Some minerals are so rare that only a handful of specimens are known to exist. A few of these very rare minerals, such as painite, have even been found in gem quality. But in the international gem trade, the rarest gemstones are considered to be those that draw the highest prices per carat at auction at Sotheby’s and Christie’s.


The Hancock Red

Based on this criterion, certain colored diamonds are the rarest gemstones in the world, particularly strongly colored natural diamonds in pink, blue, yellow and green. Among the colored diamonds, the rarest of all is the red diamond.
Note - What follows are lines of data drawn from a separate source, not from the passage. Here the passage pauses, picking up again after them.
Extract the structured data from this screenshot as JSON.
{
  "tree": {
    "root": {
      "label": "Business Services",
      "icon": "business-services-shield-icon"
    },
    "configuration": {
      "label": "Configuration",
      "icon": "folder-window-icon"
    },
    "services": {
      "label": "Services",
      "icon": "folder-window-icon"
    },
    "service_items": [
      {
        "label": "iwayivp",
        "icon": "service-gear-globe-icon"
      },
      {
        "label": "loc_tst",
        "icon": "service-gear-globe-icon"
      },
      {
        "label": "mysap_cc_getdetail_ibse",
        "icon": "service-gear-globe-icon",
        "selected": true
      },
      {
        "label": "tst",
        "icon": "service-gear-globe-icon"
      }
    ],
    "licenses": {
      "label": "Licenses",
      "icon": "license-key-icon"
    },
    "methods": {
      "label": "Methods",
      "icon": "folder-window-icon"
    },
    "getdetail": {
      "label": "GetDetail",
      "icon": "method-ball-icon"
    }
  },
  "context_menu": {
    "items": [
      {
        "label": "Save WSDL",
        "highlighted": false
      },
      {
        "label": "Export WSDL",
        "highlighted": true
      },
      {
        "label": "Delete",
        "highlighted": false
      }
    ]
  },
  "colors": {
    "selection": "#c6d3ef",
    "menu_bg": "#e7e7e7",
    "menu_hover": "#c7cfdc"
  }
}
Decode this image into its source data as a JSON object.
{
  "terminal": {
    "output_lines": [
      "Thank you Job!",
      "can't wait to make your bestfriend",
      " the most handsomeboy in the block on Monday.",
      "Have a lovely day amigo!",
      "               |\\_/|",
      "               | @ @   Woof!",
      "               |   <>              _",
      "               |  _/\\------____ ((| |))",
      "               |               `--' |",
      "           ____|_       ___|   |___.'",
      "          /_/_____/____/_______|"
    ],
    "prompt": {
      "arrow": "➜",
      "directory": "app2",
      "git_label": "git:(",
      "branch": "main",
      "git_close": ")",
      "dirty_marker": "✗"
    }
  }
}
In fact there are only perhaps 20 to 30 red diamonds known to exist, and most are less than half a carat.

In 1980 the highest auction price paid for a diamond was $127,000 a carat for a 7.27 ct pink diamond. That record was shattered in 1987 by the first high quality red diamond to be sold at auction, the 0.95 carat Hancock Red. It sold for for over $926,000 a carat!

The Hancock Red was sold by the heirs of the American owner, Warren Hancock, a Montana rancher and diamond collector. Mr. Hancock had bought all his diamonds at retail prices from his local jeweler, and he had reportedly paid $13,500 for the 0.95 carat red diamond in 1956. It is fair to say this was one of the greatest gemstone investments of the century.

A new price record was just set in November 2007 at Christie’s in Geneva. A ring containing a rare 2.26 carat purplish-red diamond sold for $2.6 million, or about $1.15 million a carat.


Moussaieff Red Diamond

The largest known red diamond that has been graded by the Gemological Institute of America (GIA) is the 5.11 carat Moussaieff Red Diamond. It is a trillion cut diamond rated as Fancy Red by the GIA. This diamond was reportedly found by a Brazilian farmer in the mid-1990’s as a rough stone of about 11 carats. The diamond was purchased and cut by the William Goldberg Diamond Corp., where it went by its original name, the Red Shield. It is currently owned by Moussaieff Jewelers Ltd., though the selling price has not been revealed.

Some colored diamonds, such as blue and yellow diamonds, are colored by trace amounts of impurities. Yellow diamonds are colored by nitrogen, and blue diamonds by boron. But red and pink diamonds are not colored by impurities; rather their color is the result of minute defects in the crystal lattice.